Post by: honeyend on May 19, 2019, 07:55:44 pm
The way things are now there is little room for rewilding or reintroducing species. The only Scottish beavers I’ve seen around Kirriemuir have had a pretty big influence on the immediate area.  When I was a wildlife biology student I was told they wouldn’t build dams! Turns out they do build dams (which need regular clearing with a jcb and now managers have installed metal cages in the waterways to prevent beavers entering streams and blocking them). They fell quite a lot of trees and ring bark still more; land managers have wrapped trees in chicken wire in an effort to protect them. About every waterway in lowlands is mapped and managed, I consider it will become another burden to deal with which we could do without. Perhaps allowing all these to become half blocked and flood for the winter months will be great or, perhaps it’ll erode tons and tons of soil as well as take more ground out of production? As for the trees along the waterways forming wildlife corridors, not sure it’ll look the same once beavers have moved in, unless we cover them all in chicken wire!

I LOVE the idea of leaving our land to heal and regenerate for decades but it cannot be done.  And yes, it’s irresponsible because using other countries resources and then excess energy shipping food here cannot be ethical.

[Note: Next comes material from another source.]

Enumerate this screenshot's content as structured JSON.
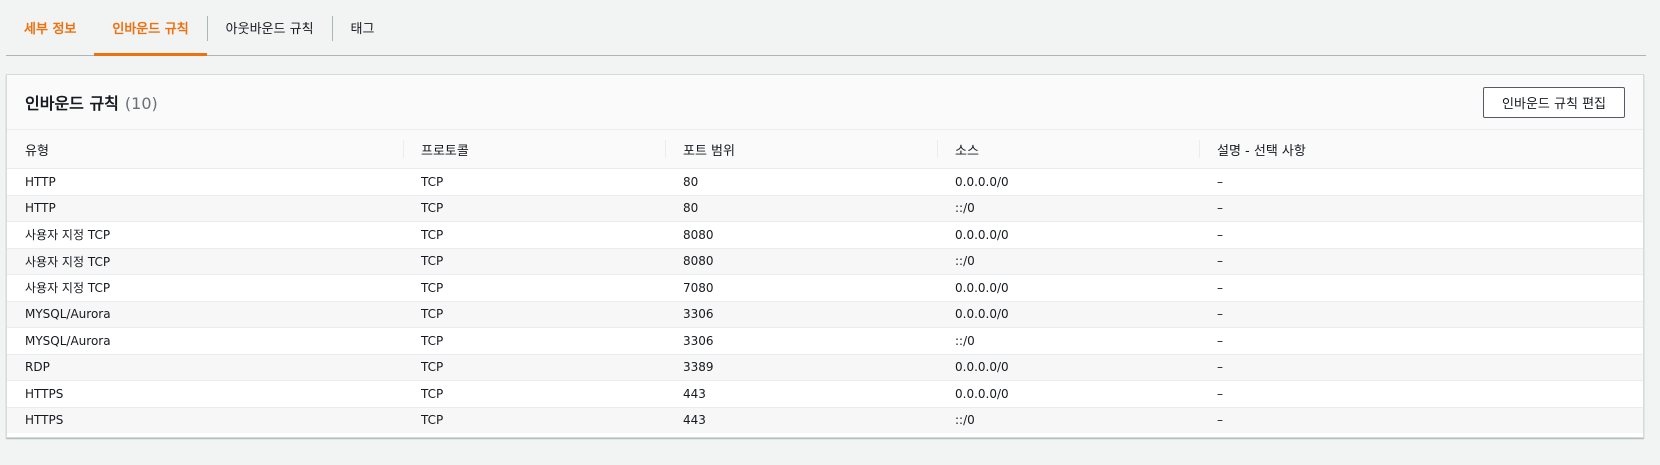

They are using beavers to build dams and slow water courses, even employing humans to build dams to slow run off in floods with natural flood barriers.

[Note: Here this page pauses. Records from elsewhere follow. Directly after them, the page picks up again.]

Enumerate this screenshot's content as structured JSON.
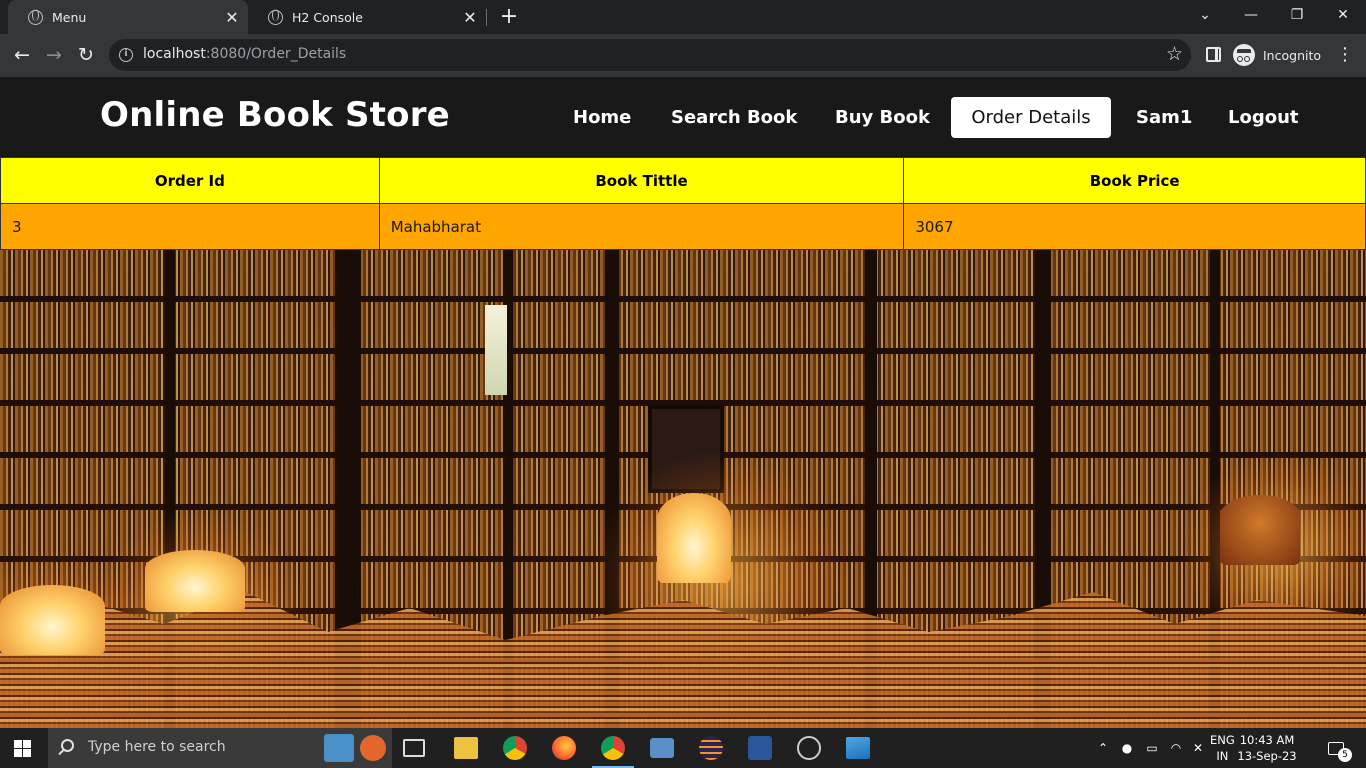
{
  "browser": {
    "tabs": [
      {
        "title": "Menu",
        "active": true
      },
      {
        "title": "H2 Console",
        "active": false
      }
    ],
    "url_host": "localhost",
    "url_rest": ":8080/Order_Details",
    "profile_label": "Incognito"
  },
  "site": {
    "brand": "Online Book Store",
    "nav": [
      {
        "label": "Home",
        "active": false
      },
      {
        "label": "Search Book",
        "active": false
      },
      {
        "label": "Buy Book",
        "active": false
      },
      {
        "label": "Order Details",
        "active": true
      },
      {
        "label": "Sam1",
        "active": false
      },
      {
        "label": "Logout",
        "active": false
      }
    ]
  },
  "orders": {
    "headers": [
      "Order Id",
      "Book Tittle",
      "Book Price"
    ],
    "rows": [
      [
        "3",
        "Mahabharat",
        "3067"
      ]
    ],
    "header_color": "#ffff00",
    "row_color": "#ffa500"
  },
  "taskbar": {
    "search_placeholder": "Type here to search",
    "apps": [
      "task-view-icon",
      "file-explorer-icon",
      "chrome-icon",
      "firefox-icon",
      "chrome-incognito-icon",
      "remote-desktop-icon",
      "eclipse-icon",
      "word-icon",
      "obs-icon",
      "photos-icon"
    ],
    "lang_line1": "ENG",
    "lang_line2": "IN",
    "time": "10:43 AM",
    "date": "13-Sep-23",
    "notification_count": "5"
  }
}
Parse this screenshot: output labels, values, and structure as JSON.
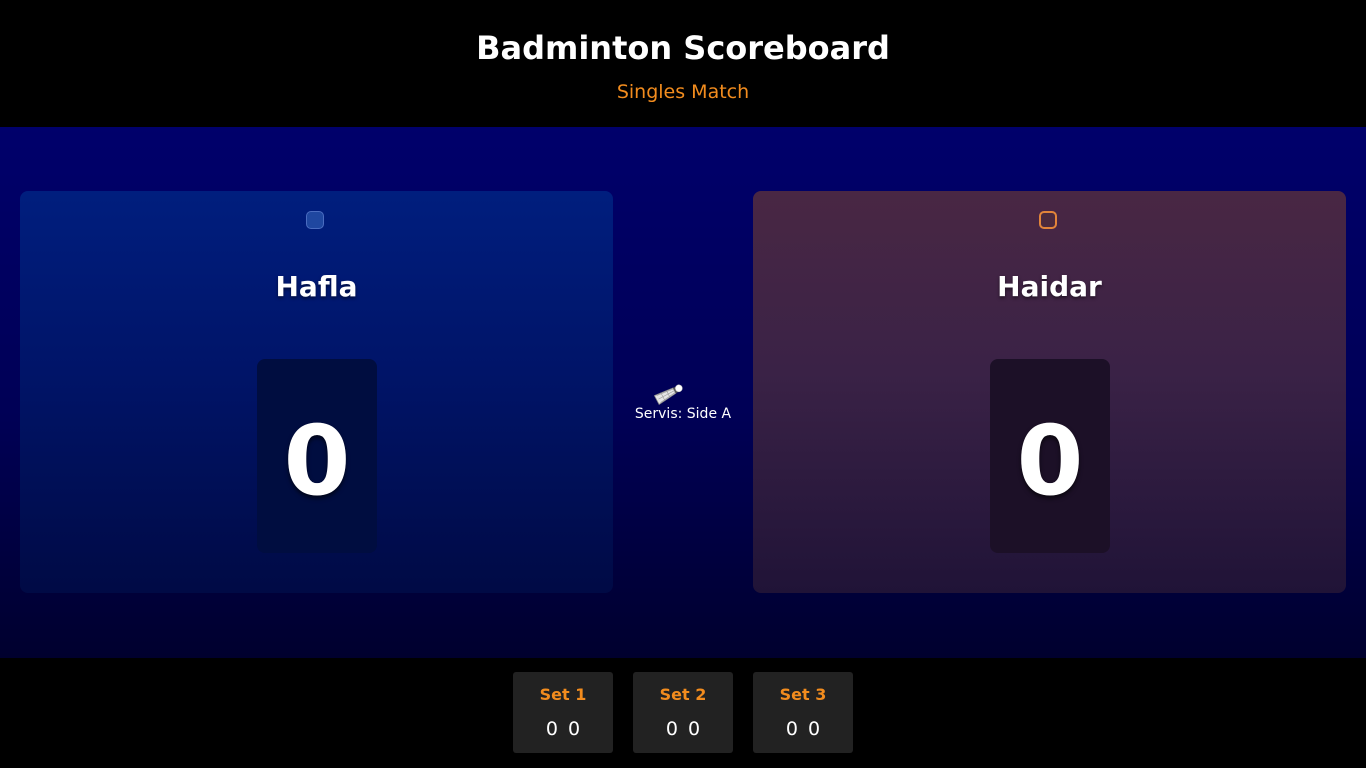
{
  "header": {
    "title": "Badminton Scoreboard",
    "subtitle": "Singles Match"
  },
  "players": [
    {
      "name": "Hafla",
      "score": "0",
      "color": "#001e7e"
    },
    {
      "name": "Haidar",
      "score": "0",
      "color": "#492744"
    }
  ],
  "serve": {
    "icon": "shuttlecock-icon",
    "text": "Servis: Side A"
  },
  "sets": [
    {
      "label": "Set 1",
      "score_a": "0",
      "score_b": "0"
    },
    {
      "label": "Set 2",
      "score_a": "0",
      "score_b": "0"
    },
    {
      "label": "Set 3",
      "score_a": "0",
      "score_b": "0"
    }
  ],
  "colors": {
    "accent": "#f28c1e",
    "court_bg": "#000060"
  }
}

https://nerc.ukri.org/planetearth/stories/1850/
  As a child I spent hours on a beach damming water, making inlets and generally messing about with water. We had some ground works done, by professionals and I was surprised how little they knew about how water works, what effects its flow and how a slight a graduation can change its course. 
 
Title: Re: Rewilding - am I wrong? If so explain why
Post by: Steph Hen on May 20, 2019, 08:17:12 am
I know. Which sounds nice and holistic, till it is your fields and gateways and tracks which are flooded and impassable in winter without continually digging out all the brash with a JCB. Luckily they’re not here yet, but it’s a matter of time and seeing how they’ve worked in other areas and the amount of flooding and work gone into blocking them out and removing their dams I’m not looking forward to it. Maybe I’m wrong and it’ll be great without ill effect.